◆ **Problem**
Each line in the data holding "JSON" should be listed.

══ Data shown

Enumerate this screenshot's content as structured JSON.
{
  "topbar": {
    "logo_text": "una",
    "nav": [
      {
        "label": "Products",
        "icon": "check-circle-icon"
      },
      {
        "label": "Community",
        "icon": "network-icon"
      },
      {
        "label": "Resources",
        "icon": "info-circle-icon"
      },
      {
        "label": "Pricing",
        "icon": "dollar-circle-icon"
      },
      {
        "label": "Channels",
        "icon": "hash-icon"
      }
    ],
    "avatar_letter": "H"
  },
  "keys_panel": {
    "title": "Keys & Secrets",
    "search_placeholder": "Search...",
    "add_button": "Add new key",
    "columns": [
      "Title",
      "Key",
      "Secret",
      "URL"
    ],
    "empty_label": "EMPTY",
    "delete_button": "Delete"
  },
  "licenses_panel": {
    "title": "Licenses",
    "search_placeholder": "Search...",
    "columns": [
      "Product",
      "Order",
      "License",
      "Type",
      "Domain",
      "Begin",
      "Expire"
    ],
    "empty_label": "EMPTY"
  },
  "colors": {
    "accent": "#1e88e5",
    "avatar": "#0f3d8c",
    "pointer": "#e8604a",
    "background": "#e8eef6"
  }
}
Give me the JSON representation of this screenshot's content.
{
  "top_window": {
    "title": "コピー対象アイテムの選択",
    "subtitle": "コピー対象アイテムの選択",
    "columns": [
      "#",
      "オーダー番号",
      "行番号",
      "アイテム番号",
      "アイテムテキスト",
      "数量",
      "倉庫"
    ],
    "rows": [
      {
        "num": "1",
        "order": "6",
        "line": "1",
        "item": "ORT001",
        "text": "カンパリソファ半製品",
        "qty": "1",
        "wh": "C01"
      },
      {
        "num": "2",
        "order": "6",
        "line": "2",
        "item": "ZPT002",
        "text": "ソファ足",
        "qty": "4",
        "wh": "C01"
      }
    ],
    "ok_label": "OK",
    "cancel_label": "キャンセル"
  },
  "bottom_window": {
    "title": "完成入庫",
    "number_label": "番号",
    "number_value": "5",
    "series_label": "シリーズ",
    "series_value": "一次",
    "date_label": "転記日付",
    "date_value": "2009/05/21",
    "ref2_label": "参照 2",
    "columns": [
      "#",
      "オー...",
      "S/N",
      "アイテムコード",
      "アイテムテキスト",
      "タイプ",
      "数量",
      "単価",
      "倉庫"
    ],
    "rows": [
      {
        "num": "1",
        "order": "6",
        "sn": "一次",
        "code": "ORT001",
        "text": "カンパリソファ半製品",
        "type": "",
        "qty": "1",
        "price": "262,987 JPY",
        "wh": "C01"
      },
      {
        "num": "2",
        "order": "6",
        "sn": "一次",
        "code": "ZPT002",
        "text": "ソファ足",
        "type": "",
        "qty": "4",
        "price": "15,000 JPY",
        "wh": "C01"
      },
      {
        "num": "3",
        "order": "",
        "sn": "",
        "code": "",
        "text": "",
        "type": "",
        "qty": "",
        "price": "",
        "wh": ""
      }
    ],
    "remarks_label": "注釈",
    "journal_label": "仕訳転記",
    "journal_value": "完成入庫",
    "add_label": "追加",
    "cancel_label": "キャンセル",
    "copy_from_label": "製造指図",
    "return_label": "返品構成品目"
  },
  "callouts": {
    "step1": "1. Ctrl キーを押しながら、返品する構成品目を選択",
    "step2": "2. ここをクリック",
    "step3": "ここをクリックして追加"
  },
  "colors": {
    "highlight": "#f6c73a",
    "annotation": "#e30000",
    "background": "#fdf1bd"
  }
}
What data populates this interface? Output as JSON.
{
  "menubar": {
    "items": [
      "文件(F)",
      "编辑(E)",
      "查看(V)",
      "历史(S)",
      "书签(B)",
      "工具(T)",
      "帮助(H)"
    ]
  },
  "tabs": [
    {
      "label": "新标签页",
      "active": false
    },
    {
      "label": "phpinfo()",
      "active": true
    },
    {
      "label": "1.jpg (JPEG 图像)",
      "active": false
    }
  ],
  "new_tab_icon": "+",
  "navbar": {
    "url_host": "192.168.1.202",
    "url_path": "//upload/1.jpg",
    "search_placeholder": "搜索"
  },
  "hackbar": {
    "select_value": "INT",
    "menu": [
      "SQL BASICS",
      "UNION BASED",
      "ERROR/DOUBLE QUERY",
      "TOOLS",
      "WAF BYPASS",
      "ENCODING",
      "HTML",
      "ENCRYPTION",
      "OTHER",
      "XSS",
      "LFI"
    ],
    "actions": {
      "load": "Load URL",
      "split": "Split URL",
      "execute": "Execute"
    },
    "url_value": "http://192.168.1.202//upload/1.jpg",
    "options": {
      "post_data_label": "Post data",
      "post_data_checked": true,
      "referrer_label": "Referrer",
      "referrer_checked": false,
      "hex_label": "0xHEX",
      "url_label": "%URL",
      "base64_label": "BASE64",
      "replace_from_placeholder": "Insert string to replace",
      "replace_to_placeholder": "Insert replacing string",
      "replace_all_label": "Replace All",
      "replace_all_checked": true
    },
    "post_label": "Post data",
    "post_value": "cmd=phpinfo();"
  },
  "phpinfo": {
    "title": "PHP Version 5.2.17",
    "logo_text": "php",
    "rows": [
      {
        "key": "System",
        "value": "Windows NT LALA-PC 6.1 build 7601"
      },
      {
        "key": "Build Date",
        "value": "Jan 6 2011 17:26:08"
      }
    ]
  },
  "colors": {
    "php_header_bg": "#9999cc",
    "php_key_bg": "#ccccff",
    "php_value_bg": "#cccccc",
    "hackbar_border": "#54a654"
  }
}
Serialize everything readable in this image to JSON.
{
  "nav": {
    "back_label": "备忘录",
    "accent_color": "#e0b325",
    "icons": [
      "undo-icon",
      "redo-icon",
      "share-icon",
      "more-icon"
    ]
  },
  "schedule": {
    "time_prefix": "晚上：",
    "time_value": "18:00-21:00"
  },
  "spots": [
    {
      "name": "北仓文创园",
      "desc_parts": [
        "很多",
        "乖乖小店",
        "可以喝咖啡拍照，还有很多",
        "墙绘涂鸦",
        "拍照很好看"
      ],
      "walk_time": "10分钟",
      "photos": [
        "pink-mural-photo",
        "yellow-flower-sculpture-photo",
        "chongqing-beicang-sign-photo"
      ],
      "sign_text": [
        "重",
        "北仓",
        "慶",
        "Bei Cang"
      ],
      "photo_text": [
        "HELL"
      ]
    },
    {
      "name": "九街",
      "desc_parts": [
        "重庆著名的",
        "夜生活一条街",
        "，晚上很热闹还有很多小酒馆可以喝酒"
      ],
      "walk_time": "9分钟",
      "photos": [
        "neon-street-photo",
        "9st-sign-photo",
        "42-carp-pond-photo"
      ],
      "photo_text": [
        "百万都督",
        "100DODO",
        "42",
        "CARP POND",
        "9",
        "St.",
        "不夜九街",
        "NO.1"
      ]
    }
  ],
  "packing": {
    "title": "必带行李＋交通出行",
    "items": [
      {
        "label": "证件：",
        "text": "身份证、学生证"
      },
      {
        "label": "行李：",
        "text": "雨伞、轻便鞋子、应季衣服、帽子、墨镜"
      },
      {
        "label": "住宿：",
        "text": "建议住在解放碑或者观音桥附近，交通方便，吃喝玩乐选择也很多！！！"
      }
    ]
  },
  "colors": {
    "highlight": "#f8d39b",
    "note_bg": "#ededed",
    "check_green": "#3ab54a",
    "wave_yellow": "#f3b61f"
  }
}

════

◆ **Reply**
Enumerate this screenshot's content as structured JSON.
Give me the JSON representation of this screenshot's content.
What data populates this interface? Output as JSON.
Serialize everything readable in this image to JSON.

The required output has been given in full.